"I think they would have been extremely concerned if we had declared -- and we were serious about it -- that we were going to become petroleum independent, because it would have had a major impact on their finances," Carson said in an interview with George Stephanopoulos. "And I think that probably would have trumped any loyalty that they had to people like Osama bin Laden."

Stephanopoulos pushed back against the idea that Middle Eastern countries had any loyalty to bin Laden, reminding Carson that Saudi Arabia had expelled him. But that did not seem to deter the neurosurgeon-turned-politician.

"Well, you may not think that they had any loyalty to him, but I believe otherwise," Carson said.

"I think they would have known where he was," Carson added. "You know, there were indications, for instance, during the Clinton administration that -- that they knew exactly where he was but didn't necessarily pull the trigger. If we could tell where he was, I'm certain that they knew where he was."

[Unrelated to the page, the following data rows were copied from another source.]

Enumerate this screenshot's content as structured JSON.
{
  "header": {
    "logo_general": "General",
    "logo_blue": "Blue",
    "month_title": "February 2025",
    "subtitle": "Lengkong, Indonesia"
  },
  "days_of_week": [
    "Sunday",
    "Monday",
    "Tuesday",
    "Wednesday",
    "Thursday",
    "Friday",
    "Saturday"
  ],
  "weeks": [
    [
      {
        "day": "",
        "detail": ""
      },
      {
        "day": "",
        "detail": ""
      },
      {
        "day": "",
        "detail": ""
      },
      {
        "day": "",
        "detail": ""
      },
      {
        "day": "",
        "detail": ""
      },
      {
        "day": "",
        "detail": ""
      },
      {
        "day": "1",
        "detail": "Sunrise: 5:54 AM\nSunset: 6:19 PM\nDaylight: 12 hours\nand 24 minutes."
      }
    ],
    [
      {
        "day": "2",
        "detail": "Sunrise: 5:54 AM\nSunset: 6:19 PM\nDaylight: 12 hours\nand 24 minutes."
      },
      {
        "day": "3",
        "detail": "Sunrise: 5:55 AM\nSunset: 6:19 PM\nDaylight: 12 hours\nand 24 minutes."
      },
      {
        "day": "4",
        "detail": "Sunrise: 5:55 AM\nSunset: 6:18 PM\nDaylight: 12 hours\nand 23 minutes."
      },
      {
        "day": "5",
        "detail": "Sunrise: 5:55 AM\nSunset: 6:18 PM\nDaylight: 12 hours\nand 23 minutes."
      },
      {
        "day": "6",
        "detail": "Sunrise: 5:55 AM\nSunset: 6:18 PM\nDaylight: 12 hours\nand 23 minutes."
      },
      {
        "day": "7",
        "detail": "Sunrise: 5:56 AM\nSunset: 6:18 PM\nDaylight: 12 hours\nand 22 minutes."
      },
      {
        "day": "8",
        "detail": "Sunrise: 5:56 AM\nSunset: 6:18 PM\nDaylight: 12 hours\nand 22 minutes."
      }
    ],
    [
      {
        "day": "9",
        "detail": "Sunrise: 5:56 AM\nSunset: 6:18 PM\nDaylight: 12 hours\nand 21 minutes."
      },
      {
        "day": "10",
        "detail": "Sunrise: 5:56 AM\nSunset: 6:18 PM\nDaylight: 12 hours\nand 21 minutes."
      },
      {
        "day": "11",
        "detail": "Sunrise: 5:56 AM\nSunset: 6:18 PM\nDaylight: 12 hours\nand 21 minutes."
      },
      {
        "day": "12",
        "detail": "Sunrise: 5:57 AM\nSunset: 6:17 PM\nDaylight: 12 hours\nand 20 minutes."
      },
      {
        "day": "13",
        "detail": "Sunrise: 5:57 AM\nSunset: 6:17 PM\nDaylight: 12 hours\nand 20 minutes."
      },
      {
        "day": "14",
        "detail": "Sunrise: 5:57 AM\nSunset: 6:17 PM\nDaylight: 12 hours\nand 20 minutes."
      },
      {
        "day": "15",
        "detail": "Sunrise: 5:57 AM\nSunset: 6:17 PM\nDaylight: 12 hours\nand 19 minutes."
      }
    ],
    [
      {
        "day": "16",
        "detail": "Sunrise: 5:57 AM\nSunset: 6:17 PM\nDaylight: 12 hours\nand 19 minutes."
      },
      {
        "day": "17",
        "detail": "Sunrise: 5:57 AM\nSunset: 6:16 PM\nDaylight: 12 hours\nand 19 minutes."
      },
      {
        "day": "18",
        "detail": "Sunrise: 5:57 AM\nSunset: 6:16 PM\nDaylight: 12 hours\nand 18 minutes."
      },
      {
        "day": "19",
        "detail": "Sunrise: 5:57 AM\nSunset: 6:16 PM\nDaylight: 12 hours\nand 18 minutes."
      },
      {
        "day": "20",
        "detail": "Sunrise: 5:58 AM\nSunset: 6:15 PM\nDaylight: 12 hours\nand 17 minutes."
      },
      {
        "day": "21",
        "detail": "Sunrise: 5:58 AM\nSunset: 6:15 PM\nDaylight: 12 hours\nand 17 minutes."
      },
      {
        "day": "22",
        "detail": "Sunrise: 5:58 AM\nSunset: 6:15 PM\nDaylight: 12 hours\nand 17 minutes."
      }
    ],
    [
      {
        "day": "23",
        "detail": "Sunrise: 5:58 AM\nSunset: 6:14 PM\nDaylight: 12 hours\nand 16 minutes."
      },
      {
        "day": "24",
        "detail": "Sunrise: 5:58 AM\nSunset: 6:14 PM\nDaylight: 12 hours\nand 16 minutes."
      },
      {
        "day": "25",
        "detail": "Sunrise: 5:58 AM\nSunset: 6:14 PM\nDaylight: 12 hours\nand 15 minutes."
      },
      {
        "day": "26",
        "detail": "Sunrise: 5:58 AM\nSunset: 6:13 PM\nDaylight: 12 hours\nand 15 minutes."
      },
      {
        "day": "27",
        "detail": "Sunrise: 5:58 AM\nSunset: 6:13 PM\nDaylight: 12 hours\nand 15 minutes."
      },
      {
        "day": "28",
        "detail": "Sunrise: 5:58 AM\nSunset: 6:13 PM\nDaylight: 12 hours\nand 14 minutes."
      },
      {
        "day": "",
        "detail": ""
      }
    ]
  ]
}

Carson’s remarks repeated an idea he brought up during the second Republican presidential debate last month, when he said that if Bush had announced a plan to end reliance on oil from the Persian Gulf “within five to 10 years,” that would have sparked cooperation from moderate Arab states in two weeks.

After Carson’s comments about the Clinton administration, Stephanopoulos questioned Carson again. "But at that point, we had some idea, but we didn't know for sure. I simply don't understand how you think this would have worked," he said.

Carson responded by talking about Iraq.

"Well here's the point -- here's my point. My point is, we had other ways that we could have done things. I personally don't believe that invading Iraq was an existential threat to us. I don't think Saddam Hussein was an existential threat to us. It's a very different situation right now. Now, we have global jihadists who want to destroy us and our way of life," Carson said.

Stephanopoulos pointed out that he had been asking about Afghanistan, which had been harboring bin Laden, but Carson said that was not his focus. The presidential candidate has been questioned before about claims he has made regarding global history. Politifact, for example, punctured Carson’s comments earlier this month that the Palestinian leader Mahmoud Abbas knew Iran’s Ayatollah Khamenei and Russian president Vladimir Putin in 1968 in Moscow.

Carson’s conversation also comes as fellow GOP candidates Jeb Bush and Donald Trump have been battling it out over Trump’s remarks that Bush’s brother, President George w. Bush, should take some blame for the Sept. 11, 2001, attacks.